### Activity
Pick every line from the data below that contains the string "title" and copy it.

### Dataset excerpts
--------------------------------------------------

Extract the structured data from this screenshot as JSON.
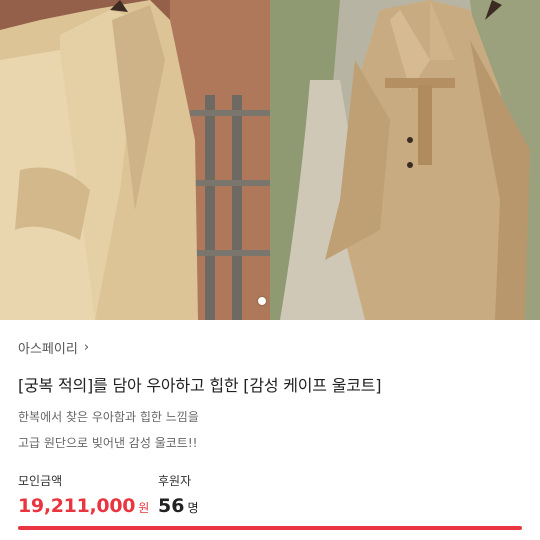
{
  "hero": {
    "images": [
      {
        "alt": "camel wool cape coat front view"
      },
      {
        "alt": "camel wool cape coat with belt outdoors"
      }
    ]
  },
  "product": {
    "brand": "아스페이리",
    "title": "[궁복 적의]를 담아 우아하고 힙한 [감성 케이프 울코트]",
    "description_line1": "한복에서 찾은 우아함과 힙한 느낌을",
    "description_line2": "고급 원단으로 빚어낸 감성 울코트!!"
  },
  "stats": {
    "amount_label": "모인금액",
    "amount_value": "19,211,000",
    "amount_unit": "원",
    "backers_label": "후원자",
    "backers_value": "56",
    "backers_unit": "명"
  },
  "colors": {
    "accent": "#e8353f",
    "coat": "#d7bd8f"
  },
  "progress": 1.0
}
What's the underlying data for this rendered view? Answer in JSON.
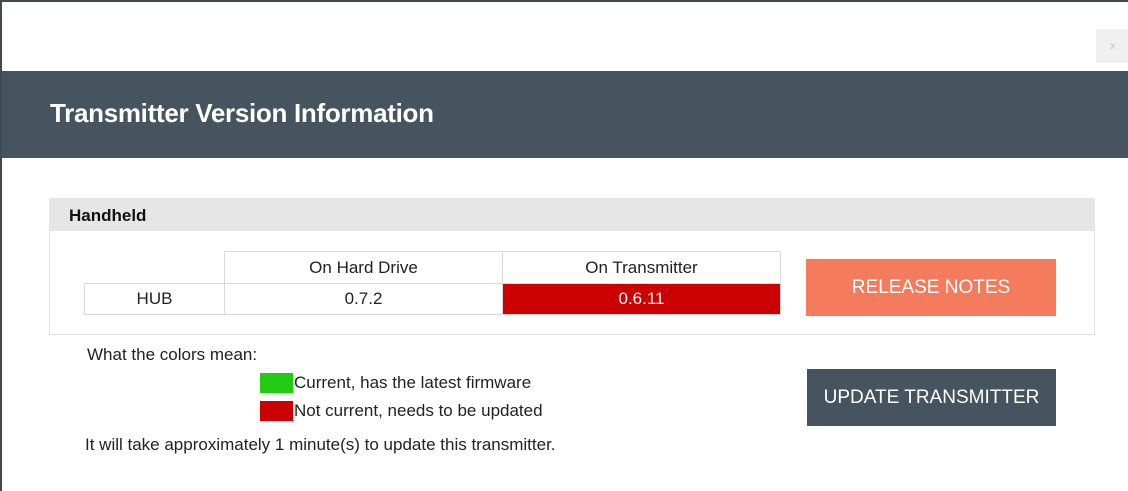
{
  "window": {
    "close_label": "x"
  },
  "header": {
    "title": "Transmitter Version Information"
  },
  "group": {
    "title": "Handheld",
    "table": {
      "columns": [
        "",
        "On Hard Drive",
        "On Transmitter"
      ],
      "rows": [
        {
          "label": "HUB",
          "hard_drive": "0.7.2",
          "transmitter": "0.6.11",
          "transmitter_status": "not-current"
        }
      ]
    },
    "release_notes_label": "RELEASE NOTES"
  },
  "legend": {
    "heading": "What the colors mean:",
    "items": [
      {
        "label": "Current, has the latest firmware",
        "color": "#22cc11"
      },
      {
        "label": "Not current, needs to be updated",
        "color": "#cc0000"
      }
    ]
  },
  "update_label": "UPDATE TRANSMITTER",
  "note": "It will take approximately 1 minute(s) to update this transmitter.",
  "colors": {
    "header": "#45545e",
    "release_button": "#f47b5c",
    "update_button": "#45545e",
    "outdated": "#cc0000",
    "current": "#22cc11"
  }
}
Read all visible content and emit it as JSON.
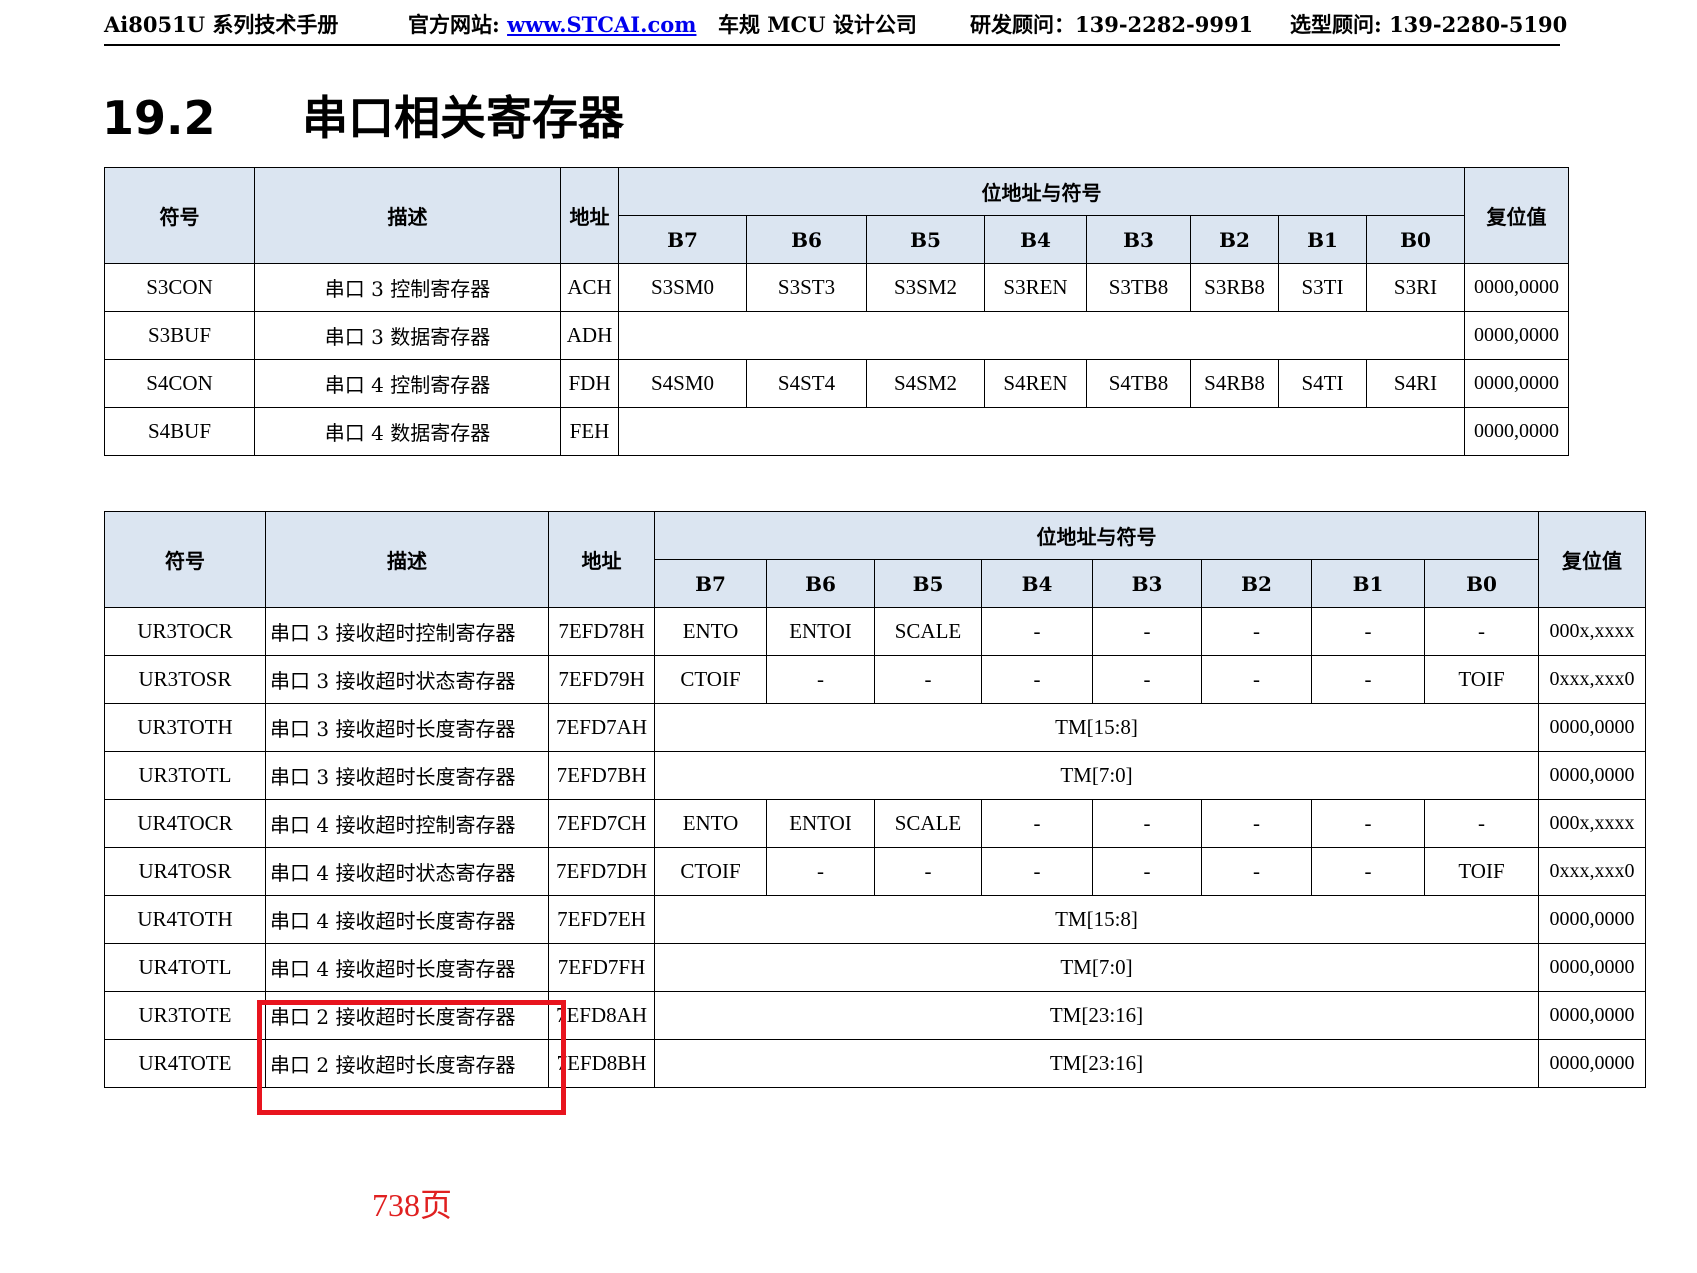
{
  "header": {
    "manual": "Ai8051U 系列技术手册",
    "site_label": "官方网站: ",
    "site_link": "www.STCAI.com",
    "company": "车规 MCU 设计公司",
    "rd_contact": "研发顾问：139-2282-9991",
    "sel_contact": "选型顾问: 139-2280-5190"
  },
  "section": {
    "number": "19.2",
    "title": "串口相关寄存器"
  },
  "table_headers": {
    "symbol": "符号",
    "description": "描述",
    "address": "地址",
    "bits_group": "位地址与符号",
    "reset": "复位值",
    "bits": [
      "B7",
      "B6",
      "B5",
      "B4",
      "B3",
      "B2",
      "B1",
      "B0"
    ]
  },
  "table1": {
    "rows": [
      {
        "symbol": "S3CON",
        "desc": "串口 3 控制寄存器",
        "addr": "ACH",
        "bits": [
          "S3SM0",
          "S3ST3",
          "S3SM2",
          "S3REN",
          "S3TB8",
          "S3RB8",
          "S3TI",
          "S3RI"
        ],
        "reset": "0000,0000"
      },
      {
        "symbol": "S3BUF",
        "desc": "串口 3 数据寄存器",
        "addr": "ADH",
        "span": "",
        "reset": "0000,0000"
      },
      {
        "symbol": "S4CON",
        "desc": "串口 4 控制寄存器",
        "addr": "FDH",
        "bits": [
          "S4SM0",
          "S4ST4",
          "S4SM2",
          "S4REN",
          "S4TB8",
          "S4RB8",
          "S4TI",
          "S4RI"
        ],
        "reset": "0000,0000"
      },
      {
        "symbol": "S4BUF",
        "desc": "串口 4 数据寄存器",
        "addr": "FEH",
        "span": "",
        "reset": "0000,0000"
      }
    ]
  },
  "table2": {
    "rows": [
      {
        "symbol": "UR3TOCR",
        "desc": "串口 3 接收超时控制寄存器",
        "addr": "7EFD78H",
        "bits": [
          "ENTO",
          "ENTOI",
          "SCALE",
          "-",
          "-",
          "-",
          "-",
          "-"
        ],
        "reset": "000x,xxxx"
      },
      {
        "symbol": "UR3TOSR",
        "desc": "串口 3 接收超时状态寄存器",
        "addr": "7EFD79H",
        "bits": [
          "CTOIF",
          "-",
          "-",
          "-",
          "-",
          "-",
          "-",
          "TOIF"
        ],
        "reset": "0xxx,xxx0"
      },
      {
        "symbol": "UR3TOTH",
        "desc": "串口 3 接收超时长度寄存器",
        "addr": "7EFD7AH",
        "span": "TM[15:8]",
        "reset": "0000,0000"
      },
      {
        "symbol": "UR3TOTL",
        "desc": "串口 3 接收超时长度寄存器",
        "addr": "7EFD7BH",
        "span": "TM[7:0]",
        "reset": "0000,0000"
      },
      {
        "symbol": "UR4TOCR",
        "desc": "串口 4 接收超时控制寄存器",
        "addr": "7EFD7CH",
        "bits": [
          "ENTO",
          "ENTOI",
          "SCALE",
          "-",
          "-",
          "-",
          "-",
          "-"
        ],
        "reset": "000x,xxxx"
      },
      {
        "symbol": "UR4TOSR",
        "desc": "串口 4 接收超时状态寄存器",
        "addr": "7EFD7DH",
        "bits": [
          "CTOIF",
          "-",
          "-",
          "-",
          "-",
          "-",
          "-",
          "TOIF"
        ],
        "reset": "0xxx,xxx0"
      },
      {
        "symbol": "UR4TOTH",
        "desc": "串口 4 接收超时长度寄存器",
        "addr": "7EFD7EH",
        "span": "TM[15:8]",
        "reset": "0000,0000"
      },
      {
        "symbol": "UR4TOTL",
        "desc": "串口 4 接收超时长度寄存器",
        "addr": "7EFD7FH",
        "span": "TM[7:0]",
        "reset": "0000,0000"
      },
      {
        "symbol": "UR3TOTE",
        "desc": "串口 2 接收超时长度寄存器",
        "addr": "7EFD8AH",
        "span": "TM[23:16]",
        "reset": "0000,0000"
      },
      {
        "symbol": "UR4TOTE",
        "desc": "串口 2 接收超时长度寄存器",
        "addr": "7EFD8BH",
        "span": "TM[23:16]",
        "reset": "0000,0000"
      }
    ]
  },
  "annotation": {
    "page_note": "738页",
    "highlight_color": "#e8141e"
  },
  "colors": {
    "header_fill": "#dbe5f1",
    "link": "#0000ee",
    "note": "#e02020"
  }
}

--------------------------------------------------

### Output
    "title": "[궁복 적의]를 담아 우아하고 힙한 [감성 케이프 울코트]",
    "title": "Transmitter Version Information"
    "title": "Handheld",
    "title": "串口相关寄存器"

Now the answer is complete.